Battleground Senate hopefuls tout early fundraising strength

By Bridget Bowman

This week’s fundraising deadline is an early test for Senate candidates looking to separate themselves from other hopefuls and prove they can run competitive campaigns.

Candidates must disclose fundraising and spending from July through September to the Federal Election Commission by midnight Friday. Some contenders are already releasing their fundraising hauls as an early sign of strength, with the midterm elections less than 13 months away.

The battle for the Senate is expected to break spending records in 2022, since each race could make the difference in which party controls the chamber. Republicans need a net gain of just one seat to take back the majority. In 2020, the average winning Senate candidate spent $27.2 million on his or her race, up from $15.8 million in 2018, according to OpenSecrets. Outside groups spent a combined $1.5 billion on Senate races in 2020, more than double the $659 million spent in 2018.

With outside money once again expected to pour into top battlegrounds, candidates’ own fundraising is critical. A large campaign war chest can help them combat millions of dollars spent by outside groups, since candidates pay lower television ad rates.

Inside Elections with Nathan L. Gonzales rates eight states as Senate battlegrounds, and several Senate candidates in those states launched their campaigns in the late spring and early summer. As a result, reports filed Friday will reflect their first full fundraising quarters as Senate contenders. Other candidates did not have a full quarter to fundraise because they launched their campaigns late in the summer, but some are still showing sizable fundraising numbers in just a few weeks.

First full quarter

Florida Democratic Rep. Val B. Demings, who launched her Senate campaign against GOP Sen. Marco Rubio in mid-June, shortly before the end of the second quarter, clearly took advantage of having a full quarter to fundraise. She raised a whopping $8.4 million from July through September, according to the website Florida Politics, while Fox News reported that Rubio raised $6 million.

Demings’ total surpassed even Arizona Democratic Sen. Mark Kelly, a prolific fundraiser who announced raising $7.3 million in the third quarter.

Some of Kelly’s potential GOP opponents also faced their first full fundraising quarter over the last three months, but they still struggled to keep up with Kelly.

Energy executive Jim Lamon launched his Arizona Senate campaign in May. Attorney General Mark Brnovich and retired Maj. Gen. Mick McGuire both launched their campaigns in mid-June. McGuire and Lamon have yet to release their totals, but Brnovich announced that he raised more than $600,000. Blake Masters, who runs billionaire Peter Thiel’s investment firm and foundation, announced that he raised $1.1 million since kicking off his campaign in mid-July.

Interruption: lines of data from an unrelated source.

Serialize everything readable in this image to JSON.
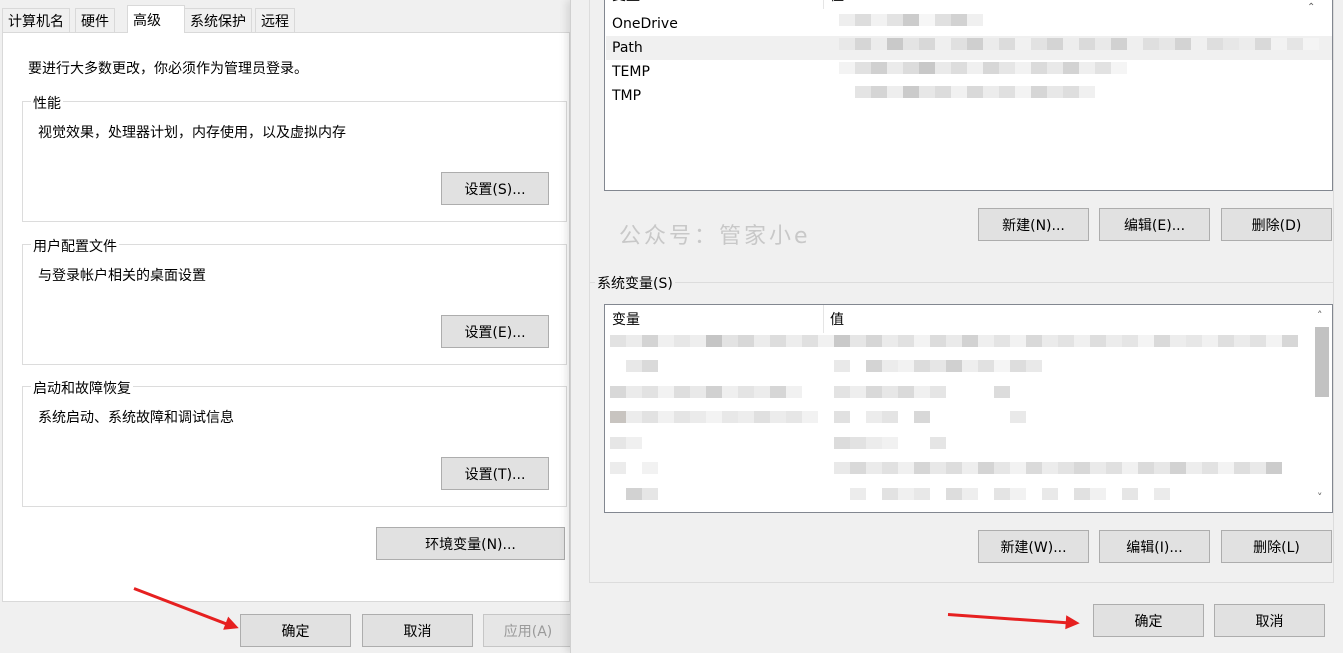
{
  "left_dialog": {
    "tabs": [
      "计算机名",
      "硬件",
      "高级",
      "系统保护",
      "远程"
    ],
    "notice": "要进行大多数更改，你必须作为管理员登录。",
    "groups": [
      {
        "title": "性能",
        "desc": "视觉效果，处理器计划，内存使用，以及虚拟内存",
        "button": "设置(S)..."
      },
      {
        "title": "用户配置文件",
        "desc": "与登录帐户相关的桌面设置",
        "button": "设置(E)..."
      },
      {
        "title": "启动和故障恢复",
        "desc": "系统启动、系统故障和调试信息",
        "button": "设置(T)..."
      }
    ],
    "env_button": "环境变量(N)...",
    "ok": "确定",
    "cancel": "取消",
    "apply": "应用(A)"
  },
  "env_dialog": {
    "user_vars": {
      "col_var": "变量",
      "col_val": "值",
      "rows": [
        "OneDrive",
        "Path",
        "TEMP",
        "TMP"
      ]
    },
    "user_buttons": {
      "new": "新建(N)...",
      "edit": "编辑(E)...",
      "delete": "删除(D)"
    },
    "watermark": "公众号：管家小e",
    "system_label": "系统变量(S)",
    "system_vars": {
      "col_var": "变量",
      "col_val": "值"
    },
    "system_buttons": {
      "new": "新建(W)...",
      "edit": "编辑(I)...",
      "delete": "删除(L)"
    },
    "ok": "确定",
    "cancel": "取消"
  },
  "colors": {
    "arrow": "#e62020",
    "selected_row": "#f0f0f0"
  }
}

The third quarter was also the first full three months of fundraising for GOP Army veteran Sean Parnell, who is running for Pennsylvania’s open Senate seat with former President Doanld Trump’s backing. Parnell announced he raised $1.1 million from July through September, nearly doubling the $561,000 he raised in the first six weeks of his campaign. The haul could reflect a bump after Trump endorsed Parnell on Sept. 1.

Early strength?

Pennsylvania Democratic Rep. Conor Lamb was one of several Senate contenders who announced early fundraising hauls since launching Senate campaigns in the middle of the third quarter.

Lamb, who kicked off his Senate run on Aug. 6, announced he raised more than $1.2 million in the first eight weeks of his campaign. But Lt. Gov. John Fetterman, who has been in the race since February, has led the Democratic primary field in Pennsylvania, announcing that he raised $2.7 million in the second quarter.

In Georgia, former football player Herschel Walker also tried to demonstrate his fundraising strength by announcing that he raised $3.7 million in the first five weeks of his campaign. Walker has Trump’s endorsement in the GOP primary to take on Democratic Sen. Raphael Warnock, who has also proven to be a prolific fundraiser.

Former Nevada GOP Attorney General Adam Laxalt did not have a full three months to fundraise since he launched his campaign in mid-August, but he still raised more than $1.4 million in his bid to unseat Democratic Sen. Catherine Cortez Masto, according to Fox News. Laxalt’s GOP primary opponent, Army veteran Sam Brown, announced that his campaign raised “over $1 million” since its kickoff in July.

But Cortez Masto bested them both, raising nearly $3.2 million in the third quarter, and ending the quarter with $8.3 million in her campaign account.


What is inkl?

Important stories

See news based on value, not advertising potential. Get the latest news from around the world.

Trusted newsrooms

We bring you reliable news from the world’s most experienced journalists in the most trusted newsrooms.

Ad-free reading

Read without interruptions, distractions or intrusions of privacy.